Effect of household size on mental problems in children: results from the Norwegian Mother and Child Cohort study

BMC Psychol. 2016 Jun 2;4(1):31. doi: 10.1186/s40359-016-0136-1.

Abstract

Background: Most people in industrialized societies grow up in core (parents only) families with few if any siblings. Based on an evolutionary perspective, it may be argued that this environment reflects a mismatch, in that the tribal setting offered a larger number of close affiliates. The present project examined whether this mismatch may have a negative impact on mental health.

Methods: We used data from the Norwegian Mother and Child Cohort Study (MoBa), which includes 114 500 children. The mothers were recruited during pregnancy and followed up with questionnaires as the infants grew older. Correlates between number and type of people living in the household and questions probing mental health were corrected for likely confounders.

Results: The number of household members correlated with scores on good mental health at all ages tested (3, 5 and 8 years). The effects were distinct, highly significant, and present regardless of how mental issues were scored. The outcome could be attributed to having older siblings, rather than adults beyond parents. The more siblings, and the closer in age, the more pronounced was the effect. Living with a single mother did not make any difference compared to two parents. Girls were slightly more responsive to the presence of siblings than boys. Household pets did not have any appreciable impact.

Conclusion: A large household is associated with fewer mental problems in children.

Keywords: Birth order; Childhood; Evolutionary perspective; Household size; Mental problems; MoBa; Siblings; Social affiliations.

MeSH terms
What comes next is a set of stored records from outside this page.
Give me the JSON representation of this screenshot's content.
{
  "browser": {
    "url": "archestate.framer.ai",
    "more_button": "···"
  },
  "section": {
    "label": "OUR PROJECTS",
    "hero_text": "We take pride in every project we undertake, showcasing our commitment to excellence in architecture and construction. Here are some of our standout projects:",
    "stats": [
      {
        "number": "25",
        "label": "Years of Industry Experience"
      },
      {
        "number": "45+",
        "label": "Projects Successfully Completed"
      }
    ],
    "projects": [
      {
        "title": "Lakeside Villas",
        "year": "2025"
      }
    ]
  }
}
  • Adult
  • Biological Evolution
  • Child
  • Child Behavior Disorders / epidemiology*
  • Family Characteristics*
  • Female
  • Humans
  • Male
  • Mental Disorders / epidemiology*
  • Mental Health / statistics & numerical data*
  • Mother-Child Relations
  • Mothers
  • Norway
  • Prospective Studies
  • Siblings
  • Social Behavior
  • Young Adult